director in lerwick. the cold doesn't last long, though. a warm front moves through during monday night and by tuesday, it will be this weather front bringing rain to scotland. 50- 100 50— 100 millimetres of rain. quite cloudy, a few sunny spells but it's turning milder. temperatures ten or 11 celsius temperatures rising in shetland. the threat of any snow receding quickly as well. tuesday, more rain to come across scotland but eventually, the rain does start to move to the south. somewhat whether in northern ireland. as we had three when day. temperature—wise on wednesday. eyes at 10 degrees. cold enough for some mountain snow. temperatures here around four or
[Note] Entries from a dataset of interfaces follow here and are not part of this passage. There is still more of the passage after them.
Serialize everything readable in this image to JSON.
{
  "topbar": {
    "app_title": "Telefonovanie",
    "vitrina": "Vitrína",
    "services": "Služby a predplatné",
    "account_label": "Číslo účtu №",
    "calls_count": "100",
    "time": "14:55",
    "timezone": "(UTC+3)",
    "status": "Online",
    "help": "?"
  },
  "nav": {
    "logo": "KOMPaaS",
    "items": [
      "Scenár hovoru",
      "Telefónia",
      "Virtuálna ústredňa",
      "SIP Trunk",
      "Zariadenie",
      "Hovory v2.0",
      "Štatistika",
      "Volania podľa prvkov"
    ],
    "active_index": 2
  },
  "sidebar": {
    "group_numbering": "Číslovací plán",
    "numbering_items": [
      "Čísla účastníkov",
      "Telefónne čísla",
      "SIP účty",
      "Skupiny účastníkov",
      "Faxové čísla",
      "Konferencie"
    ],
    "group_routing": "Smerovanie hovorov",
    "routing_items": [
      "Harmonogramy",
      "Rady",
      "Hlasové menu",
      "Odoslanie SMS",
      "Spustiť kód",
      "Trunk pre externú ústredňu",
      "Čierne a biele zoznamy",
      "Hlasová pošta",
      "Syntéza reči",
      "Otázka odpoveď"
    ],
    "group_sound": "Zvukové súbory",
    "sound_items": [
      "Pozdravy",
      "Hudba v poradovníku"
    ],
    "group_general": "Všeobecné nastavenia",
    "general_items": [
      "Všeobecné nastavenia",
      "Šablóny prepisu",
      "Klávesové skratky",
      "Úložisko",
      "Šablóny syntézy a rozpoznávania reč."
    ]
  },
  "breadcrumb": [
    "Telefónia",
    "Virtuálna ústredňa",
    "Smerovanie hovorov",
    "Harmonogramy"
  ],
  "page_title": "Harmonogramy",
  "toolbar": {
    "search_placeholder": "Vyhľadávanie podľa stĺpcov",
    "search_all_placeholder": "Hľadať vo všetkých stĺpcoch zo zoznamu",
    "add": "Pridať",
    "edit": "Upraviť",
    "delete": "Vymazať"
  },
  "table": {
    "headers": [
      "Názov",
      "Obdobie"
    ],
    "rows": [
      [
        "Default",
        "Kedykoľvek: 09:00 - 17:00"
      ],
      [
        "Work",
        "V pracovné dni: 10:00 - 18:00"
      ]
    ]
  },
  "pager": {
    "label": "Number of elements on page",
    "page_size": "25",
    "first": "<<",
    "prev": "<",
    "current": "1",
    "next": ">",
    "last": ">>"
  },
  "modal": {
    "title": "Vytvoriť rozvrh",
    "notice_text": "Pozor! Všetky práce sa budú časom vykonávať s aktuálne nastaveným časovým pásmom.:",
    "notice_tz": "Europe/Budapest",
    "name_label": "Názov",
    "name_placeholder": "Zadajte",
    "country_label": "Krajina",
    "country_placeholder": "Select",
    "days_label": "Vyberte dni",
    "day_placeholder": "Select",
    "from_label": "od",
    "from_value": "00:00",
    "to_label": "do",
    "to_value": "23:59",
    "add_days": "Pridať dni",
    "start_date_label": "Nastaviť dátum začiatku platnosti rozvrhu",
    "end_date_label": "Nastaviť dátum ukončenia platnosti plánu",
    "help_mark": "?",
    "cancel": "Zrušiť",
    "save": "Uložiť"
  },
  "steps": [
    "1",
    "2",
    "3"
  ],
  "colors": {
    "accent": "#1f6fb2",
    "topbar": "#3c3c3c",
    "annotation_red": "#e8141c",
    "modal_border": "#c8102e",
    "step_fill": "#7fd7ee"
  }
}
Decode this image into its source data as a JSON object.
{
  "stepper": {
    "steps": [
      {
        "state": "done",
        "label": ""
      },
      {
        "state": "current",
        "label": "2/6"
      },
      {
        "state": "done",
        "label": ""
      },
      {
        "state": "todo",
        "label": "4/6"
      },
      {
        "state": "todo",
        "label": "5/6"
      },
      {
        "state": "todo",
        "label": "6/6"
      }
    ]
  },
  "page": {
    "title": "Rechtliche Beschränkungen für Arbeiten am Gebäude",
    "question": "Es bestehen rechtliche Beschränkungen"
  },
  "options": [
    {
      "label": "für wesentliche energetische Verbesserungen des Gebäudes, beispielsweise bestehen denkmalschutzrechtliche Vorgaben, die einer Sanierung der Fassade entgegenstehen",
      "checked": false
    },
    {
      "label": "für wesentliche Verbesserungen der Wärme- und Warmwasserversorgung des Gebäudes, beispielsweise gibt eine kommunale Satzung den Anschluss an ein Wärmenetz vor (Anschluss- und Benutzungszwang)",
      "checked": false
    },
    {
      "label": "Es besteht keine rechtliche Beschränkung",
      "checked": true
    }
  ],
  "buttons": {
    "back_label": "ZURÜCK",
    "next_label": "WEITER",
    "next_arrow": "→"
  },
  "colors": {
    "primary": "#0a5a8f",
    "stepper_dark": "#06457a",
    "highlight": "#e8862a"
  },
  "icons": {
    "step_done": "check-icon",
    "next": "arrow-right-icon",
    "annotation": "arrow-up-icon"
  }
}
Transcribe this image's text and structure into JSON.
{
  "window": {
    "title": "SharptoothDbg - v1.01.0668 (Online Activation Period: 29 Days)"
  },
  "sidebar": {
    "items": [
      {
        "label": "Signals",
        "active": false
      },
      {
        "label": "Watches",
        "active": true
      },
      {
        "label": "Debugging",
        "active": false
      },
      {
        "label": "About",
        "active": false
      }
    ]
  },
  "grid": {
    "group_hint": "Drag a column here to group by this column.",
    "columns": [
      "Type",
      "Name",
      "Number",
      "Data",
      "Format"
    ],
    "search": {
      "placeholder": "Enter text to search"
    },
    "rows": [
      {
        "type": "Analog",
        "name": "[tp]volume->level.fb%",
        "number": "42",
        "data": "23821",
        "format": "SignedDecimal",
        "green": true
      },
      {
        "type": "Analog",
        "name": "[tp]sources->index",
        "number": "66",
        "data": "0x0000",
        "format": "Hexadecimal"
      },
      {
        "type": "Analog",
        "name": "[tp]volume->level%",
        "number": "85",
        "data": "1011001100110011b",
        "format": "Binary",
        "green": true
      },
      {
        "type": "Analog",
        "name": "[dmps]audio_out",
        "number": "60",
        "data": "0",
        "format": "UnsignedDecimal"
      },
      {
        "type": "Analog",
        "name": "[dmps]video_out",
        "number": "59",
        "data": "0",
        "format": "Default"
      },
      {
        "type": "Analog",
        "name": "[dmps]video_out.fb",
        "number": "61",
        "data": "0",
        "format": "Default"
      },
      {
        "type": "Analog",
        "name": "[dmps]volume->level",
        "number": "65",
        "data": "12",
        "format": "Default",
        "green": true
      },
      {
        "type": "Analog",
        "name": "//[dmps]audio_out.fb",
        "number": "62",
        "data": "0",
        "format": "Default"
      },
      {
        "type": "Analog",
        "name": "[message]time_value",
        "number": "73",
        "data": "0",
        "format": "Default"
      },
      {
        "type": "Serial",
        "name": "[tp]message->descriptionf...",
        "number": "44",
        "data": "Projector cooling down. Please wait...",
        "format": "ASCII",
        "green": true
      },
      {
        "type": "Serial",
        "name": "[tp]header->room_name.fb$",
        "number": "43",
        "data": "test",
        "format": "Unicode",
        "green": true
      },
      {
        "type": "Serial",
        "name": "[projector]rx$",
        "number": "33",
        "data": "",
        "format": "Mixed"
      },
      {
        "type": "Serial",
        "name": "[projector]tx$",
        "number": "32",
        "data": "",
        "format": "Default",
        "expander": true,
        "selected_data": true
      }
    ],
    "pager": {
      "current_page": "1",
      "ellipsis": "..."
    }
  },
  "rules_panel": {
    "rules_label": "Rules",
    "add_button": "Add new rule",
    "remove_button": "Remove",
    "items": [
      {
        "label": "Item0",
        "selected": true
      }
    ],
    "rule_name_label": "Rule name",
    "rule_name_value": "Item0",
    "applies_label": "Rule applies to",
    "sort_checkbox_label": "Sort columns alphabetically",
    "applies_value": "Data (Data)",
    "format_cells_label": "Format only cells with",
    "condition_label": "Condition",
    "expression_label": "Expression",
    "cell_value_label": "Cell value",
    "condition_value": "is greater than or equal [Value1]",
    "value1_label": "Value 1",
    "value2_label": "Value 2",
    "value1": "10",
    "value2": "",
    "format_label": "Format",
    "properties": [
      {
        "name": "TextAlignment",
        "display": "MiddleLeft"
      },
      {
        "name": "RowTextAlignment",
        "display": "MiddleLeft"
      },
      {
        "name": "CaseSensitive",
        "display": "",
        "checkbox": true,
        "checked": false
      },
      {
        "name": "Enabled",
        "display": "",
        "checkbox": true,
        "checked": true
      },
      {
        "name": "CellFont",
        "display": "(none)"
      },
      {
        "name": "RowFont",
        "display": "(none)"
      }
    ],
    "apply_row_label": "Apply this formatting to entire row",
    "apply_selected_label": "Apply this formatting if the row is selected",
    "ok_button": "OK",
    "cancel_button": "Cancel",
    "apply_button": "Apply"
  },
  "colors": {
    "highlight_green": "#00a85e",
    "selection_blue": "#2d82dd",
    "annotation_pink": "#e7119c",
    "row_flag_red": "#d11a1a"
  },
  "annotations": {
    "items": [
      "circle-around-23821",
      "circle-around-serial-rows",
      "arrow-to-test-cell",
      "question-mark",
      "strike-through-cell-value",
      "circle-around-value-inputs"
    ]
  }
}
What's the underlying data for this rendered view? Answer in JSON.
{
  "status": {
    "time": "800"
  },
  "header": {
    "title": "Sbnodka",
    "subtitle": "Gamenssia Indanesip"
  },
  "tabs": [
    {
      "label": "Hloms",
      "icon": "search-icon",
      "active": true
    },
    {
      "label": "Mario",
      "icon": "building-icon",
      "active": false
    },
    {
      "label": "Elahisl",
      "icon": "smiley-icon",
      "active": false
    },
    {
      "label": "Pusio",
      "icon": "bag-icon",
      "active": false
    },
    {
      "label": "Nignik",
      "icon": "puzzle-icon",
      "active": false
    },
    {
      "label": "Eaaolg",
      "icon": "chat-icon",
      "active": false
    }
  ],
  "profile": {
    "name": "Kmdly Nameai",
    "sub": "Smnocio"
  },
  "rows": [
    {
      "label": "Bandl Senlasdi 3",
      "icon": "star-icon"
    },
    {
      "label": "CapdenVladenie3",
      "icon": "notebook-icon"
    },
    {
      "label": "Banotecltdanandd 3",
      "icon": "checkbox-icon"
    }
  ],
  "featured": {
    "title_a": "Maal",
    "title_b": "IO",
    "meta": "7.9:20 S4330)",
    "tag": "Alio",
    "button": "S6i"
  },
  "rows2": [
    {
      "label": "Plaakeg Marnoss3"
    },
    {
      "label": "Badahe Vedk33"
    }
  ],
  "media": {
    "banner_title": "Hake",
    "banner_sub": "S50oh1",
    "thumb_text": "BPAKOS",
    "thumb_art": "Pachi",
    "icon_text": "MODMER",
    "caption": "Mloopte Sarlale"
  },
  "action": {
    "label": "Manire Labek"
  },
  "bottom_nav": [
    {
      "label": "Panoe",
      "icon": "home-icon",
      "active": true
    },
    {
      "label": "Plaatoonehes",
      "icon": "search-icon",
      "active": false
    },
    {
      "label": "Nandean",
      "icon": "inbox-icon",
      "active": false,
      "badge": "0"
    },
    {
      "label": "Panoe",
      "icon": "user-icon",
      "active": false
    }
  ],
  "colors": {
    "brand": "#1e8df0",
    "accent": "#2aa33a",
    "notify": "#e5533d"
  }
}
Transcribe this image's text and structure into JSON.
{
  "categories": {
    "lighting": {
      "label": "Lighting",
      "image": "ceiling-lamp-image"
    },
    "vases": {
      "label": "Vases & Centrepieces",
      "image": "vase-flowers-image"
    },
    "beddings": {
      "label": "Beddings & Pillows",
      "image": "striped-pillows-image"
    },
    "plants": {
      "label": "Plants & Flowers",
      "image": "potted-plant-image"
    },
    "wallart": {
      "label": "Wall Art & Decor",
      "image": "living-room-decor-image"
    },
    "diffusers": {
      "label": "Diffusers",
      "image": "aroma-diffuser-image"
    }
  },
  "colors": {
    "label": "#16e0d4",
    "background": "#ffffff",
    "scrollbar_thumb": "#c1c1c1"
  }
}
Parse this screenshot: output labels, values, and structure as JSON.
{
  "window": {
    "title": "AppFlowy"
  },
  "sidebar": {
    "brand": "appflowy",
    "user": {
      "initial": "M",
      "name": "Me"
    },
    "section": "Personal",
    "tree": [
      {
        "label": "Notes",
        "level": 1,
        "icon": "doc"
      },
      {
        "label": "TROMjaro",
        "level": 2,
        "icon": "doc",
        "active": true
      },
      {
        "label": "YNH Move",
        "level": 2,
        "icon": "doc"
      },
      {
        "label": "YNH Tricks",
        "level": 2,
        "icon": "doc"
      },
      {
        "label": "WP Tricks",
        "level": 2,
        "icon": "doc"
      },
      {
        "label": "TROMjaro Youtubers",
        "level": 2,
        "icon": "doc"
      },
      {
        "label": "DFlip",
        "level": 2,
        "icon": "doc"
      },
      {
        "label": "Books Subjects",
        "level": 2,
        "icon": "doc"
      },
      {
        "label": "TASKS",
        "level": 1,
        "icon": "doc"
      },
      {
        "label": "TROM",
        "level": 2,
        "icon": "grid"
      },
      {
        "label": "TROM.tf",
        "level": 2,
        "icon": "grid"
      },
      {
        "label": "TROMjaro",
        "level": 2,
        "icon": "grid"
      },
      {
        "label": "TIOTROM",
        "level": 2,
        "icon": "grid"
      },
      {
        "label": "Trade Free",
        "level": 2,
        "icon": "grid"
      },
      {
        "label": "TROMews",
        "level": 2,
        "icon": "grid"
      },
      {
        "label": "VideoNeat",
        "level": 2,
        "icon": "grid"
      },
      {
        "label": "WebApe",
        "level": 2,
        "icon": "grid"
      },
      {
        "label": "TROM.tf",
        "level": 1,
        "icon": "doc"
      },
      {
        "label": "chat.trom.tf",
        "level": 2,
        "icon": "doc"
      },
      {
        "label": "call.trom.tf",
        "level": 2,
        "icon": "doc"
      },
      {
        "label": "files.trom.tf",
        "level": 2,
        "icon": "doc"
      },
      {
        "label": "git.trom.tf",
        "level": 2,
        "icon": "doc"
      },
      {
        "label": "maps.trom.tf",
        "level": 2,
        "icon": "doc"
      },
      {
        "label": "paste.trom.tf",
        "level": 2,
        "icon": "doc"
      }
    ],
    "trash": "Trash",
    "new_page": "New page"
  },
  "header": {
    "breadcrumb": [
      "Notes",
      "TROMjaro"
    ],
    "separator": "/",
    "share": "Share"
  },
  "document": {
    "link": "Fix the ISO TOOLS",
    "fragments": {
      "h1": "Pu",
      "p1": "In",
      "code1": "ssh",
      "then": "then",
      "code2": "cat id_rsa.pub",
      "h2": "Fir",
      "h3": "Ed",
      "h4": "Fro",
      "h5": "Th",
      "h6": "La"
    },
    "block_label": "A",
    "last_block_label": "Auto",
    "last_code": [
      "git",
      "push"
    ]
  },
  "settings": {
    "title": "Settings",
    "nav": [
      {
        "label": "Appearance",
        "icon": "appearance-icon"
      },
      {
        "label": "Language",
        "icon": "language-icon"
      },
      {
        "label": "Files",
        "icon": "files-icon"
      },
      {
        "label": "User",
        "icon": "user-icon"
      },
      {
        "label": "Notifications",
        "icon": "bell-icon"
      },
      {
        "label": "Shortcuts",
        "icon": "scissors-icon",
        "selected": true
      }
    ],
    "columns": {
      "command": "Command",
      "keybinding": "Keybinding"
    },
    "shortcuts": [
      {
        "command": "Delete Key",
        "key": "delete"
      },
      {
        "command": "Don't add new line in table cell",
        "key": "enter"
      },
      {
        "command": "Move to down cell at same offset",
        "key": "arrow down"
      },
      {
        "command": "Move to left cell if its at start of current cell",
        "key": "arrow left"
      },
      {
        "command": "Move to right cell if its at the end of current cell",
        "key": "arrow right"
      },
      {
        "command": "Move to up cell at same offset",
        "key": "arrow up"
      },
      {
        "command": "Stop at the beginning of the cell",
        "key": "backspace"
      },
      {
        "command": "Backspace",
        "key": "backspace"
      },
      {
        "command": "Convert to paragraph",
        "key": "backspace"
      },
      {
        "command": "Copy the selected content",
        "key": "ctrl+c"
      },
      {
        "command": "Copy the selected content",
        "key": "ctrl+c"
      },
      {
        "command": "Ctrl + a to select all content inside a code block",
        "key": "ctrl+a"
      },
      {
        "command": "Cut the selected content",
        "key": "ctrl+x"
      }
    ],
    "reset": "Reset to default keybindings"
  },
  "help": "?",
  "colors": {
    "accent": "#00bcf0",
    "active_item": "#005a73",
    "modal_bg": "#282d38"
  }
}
five celsius. on thursday, winds from the arctic, feeling quite cold on thursday, a sharp frost to start the day. there will again be some wintry showers. a bit of speed. high temperatures of 3—7d. this is the business briefing. i'm sally bundock. driving change — we'll bring you the latest from the north american auto show as carmakers adapt to shifting consumer tastes. china's global trade volume rose last year but its surplus fell again as imports outpaced exports. and on the markets: a flat close at the end of last week bodes for a pretty mixed day in urging in asia. we have not got japan up—to—date because it is